Sunday, September 2, 2007

The Philly fanatic

Last night, I showed my post on Philadelphia expansion to Greg Daurio, who was steaming about it before he even finished reading the first sentence.

"What? What do you know about Philadelphia? It's a great sports town and it has an awesome soccer tradition!"

Greg played soccer in Philly as a lad, so he knoweth of what he speaketh. He used to play against Chris Albright's high school (William Penn Charter School, where Bobby Convey also attended) and likes to point out that they'd beat Chris' team.

"It's a joke post," I explained. "I was trying to encapsulate some of the ridiculous arguments against soccer. You couldn't tell I was kidding?"

He read the post again. "Well, I can see now how you were going over the top."

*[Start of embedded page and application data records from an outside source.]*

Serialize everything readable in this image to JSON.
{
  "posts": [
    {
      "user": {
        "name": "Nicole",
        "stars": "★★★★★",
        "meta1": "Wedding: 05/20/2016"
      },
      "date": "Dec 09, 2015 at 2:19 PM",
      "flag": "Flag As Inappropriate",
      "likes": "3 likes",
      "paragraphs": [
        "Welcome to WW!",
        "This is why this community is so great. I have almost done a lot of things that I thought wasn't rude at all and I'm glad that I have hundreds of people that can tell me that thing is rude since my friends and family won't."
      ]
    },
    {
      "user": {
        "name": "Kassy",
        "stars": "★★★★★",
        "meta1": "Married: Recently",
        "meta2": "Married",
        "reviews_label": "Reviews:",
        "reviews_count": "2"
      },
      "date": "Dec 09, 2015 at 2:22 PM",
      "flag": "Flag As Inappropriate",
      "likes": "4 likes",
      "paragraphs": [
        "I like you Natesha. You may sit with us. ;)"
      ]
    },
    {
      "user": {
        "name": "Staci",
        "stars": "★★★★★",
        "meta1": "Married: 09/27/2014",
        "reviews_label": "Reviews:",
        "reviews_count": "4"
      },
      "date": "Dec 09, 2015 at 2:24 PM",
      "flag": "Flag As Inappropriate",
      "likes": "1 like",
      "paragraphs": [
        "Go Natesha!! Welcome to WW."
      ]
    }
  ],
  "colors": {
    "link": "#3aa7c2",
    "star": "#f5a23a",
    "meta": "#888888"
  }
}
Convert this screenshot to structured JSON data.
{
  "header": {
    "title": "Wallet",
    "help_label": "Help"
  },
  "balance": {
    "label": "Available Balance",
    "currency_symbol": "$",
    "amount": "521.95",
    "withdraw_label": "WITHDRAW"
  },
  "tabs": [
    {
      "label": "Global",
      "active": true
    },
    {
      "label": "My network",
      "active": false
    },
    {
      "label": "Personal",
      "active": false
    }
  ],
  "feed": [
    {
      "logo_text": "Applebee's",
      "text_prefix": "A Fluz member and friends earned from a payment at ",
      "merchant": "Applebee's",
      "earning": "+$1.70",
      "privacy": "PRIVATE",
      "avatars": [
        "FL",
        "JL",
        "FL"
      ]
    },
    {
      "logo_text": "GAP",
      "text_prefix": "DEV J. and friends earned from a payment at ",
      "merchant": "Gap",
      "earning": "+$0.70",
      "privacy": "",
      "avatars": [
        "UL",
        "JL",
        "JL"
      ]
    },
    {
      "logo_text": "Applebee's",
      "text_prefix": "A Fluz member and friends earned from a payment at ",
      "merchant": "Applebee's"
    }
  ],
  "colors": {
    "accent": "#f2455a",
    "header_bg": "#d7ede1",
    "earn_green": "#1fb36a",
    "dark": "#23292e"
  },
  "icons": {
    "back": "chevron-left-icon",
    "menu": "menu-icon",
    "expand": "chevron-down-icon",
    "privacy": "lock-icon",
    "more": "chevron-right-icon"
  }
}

I turned to Luis. "Luis, did you think I was serious when you read the post? Lunatic fringe of soccer fanatics? Philadelphians have strong arms because of eating so many cheesesteaks? You knew, didn't you?"

Luis was noncommital. "I thought you might be serious. I wasn't sure."

6 comments:

Toddzilla said...

It's a little frightening that fellow writers didn't catch that, but all in all, it's not always a bad thing if your colleagues think you're a little crazy. Keeps 'em on their toes, right?

So you've got that going for you.

A.C. said...

I had to laugh at that - because yeah, I did think the post was too crazy to be taken seriously, but apparently, some see some of that in me. At least I'm not viewed as boring.

Paul said...

I thought it was fairly obvious to see, especially after a second reading, that the post was a joke, a passage taken from a possible Jim Rome rant rather than a nuanced view of soccer in the city of Brotherly Love. The silly inferences, skewed logic, bad argumentation, and prejudice made for funny reading. However, the following paragraph exhibits all those qualities, and a bit more:



For months, a U.S.-Mexico friendly in Mexico City was rumored, it was finalized earlier this month. On Monday, though, the game was scrapped due to a dispute between U.S.-based Spanish-language networks.

Slated for Sept. 9, the date was suddenly open for both sides. The U.S. quickly set up a match against Brazil while Mexico will now play Panama in Estadio Azteca.

While U.S. national-team supporters are seemingly content with hosting the Seleção, Mexico supporters are left with essentially the same type of match. After all, Mexico replaced an opponent with no chance of winning in the Azteca with another opponent that has no chance of winning in the Azteca.

Granted, the U.S. would have provided better competition than Panama, but the result will be the same. It's debatable what El Tri stands to gain by beating a beatable opponent at home. A far tougher test will face Mexico when it takes on Brazil at Gillette Stadium on Sept. 12 -- but then again, El Tri has already beaten Brazil this year.

For the U.S., it's probably best the Americans won't have to travel to their personal house of horrors. Those lumps will have to wait until the quadrennial World Cup qualifier is played in two years' time.



When did SI begin running farce on its website? Or was this piece originally written for the Onion and SI picked it up, assuming that it was a sophisticated view of the US-Mexico rivalry?

Scooter Chucker said...

This is Philadelphia boy Greg Daurio speaking up in my defense. Yes, I was a bit upset at first, but that is only because my love for my hometown is so great that I was blinded to the sarcasm at first. So there Andrea. See ya Saturday, if not sooner.

Soledad said...

Wow.

Clearly, you need new friends Andrea (and a few new readers). Somebody appropriately twisted. ;)

In fact, as a reader, I'm gonna demand more satire. C'mon, start thinning the herd.

A.C. said...

Greg, all is forgiven if you bring me a copy of the latest 90 Minutes mag!